# TASK REQUIREMENTS
For each line below, return an exact copy.

# MATERIAL SHOWN
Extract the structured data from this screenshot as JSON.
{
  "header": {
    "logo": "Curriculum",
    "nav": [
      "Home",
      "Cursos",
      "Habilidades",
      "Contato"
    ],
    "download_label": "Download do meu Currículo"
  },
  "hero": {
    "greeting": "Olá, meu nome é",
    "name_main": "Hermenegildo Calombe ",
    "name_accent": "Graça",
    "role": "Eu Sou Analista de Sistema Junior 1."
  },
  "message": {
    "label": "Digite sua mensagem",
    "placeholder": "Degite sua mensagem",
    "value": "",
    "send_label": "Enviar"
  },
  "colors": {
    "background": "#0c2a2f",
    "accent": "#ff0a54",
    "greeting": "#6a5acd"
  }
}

# RESPONSE
Extract the structured data from this screenshot as JSON.
{
  "header": {
    "logo": "Curriculum",
    "nav": [
      "Home",
      "Cursos",
      "Habilidades",
      "Contato"
    ],
    "download_label": "Download do meu Currículo"
  },
  "hero": {
    "greeting": "Olá, meu nome é",
    "name_main": "Hermenegildo Calombe ",
    "name_accent": "Graça",
    "role": "Eu Sou Analista de Sistema Junior 1."
  },
  "message": {
    "label": "Digite sua mensagem",
    "placeholder": "Degite sua mensagem",
    "value": "",
    "send_label": "Enviar"
  },
  "colors": {
    "background": "#0c2a2f",
    "accent": "#ff0a54",
    "greeting": "#6a5acd"
  }
}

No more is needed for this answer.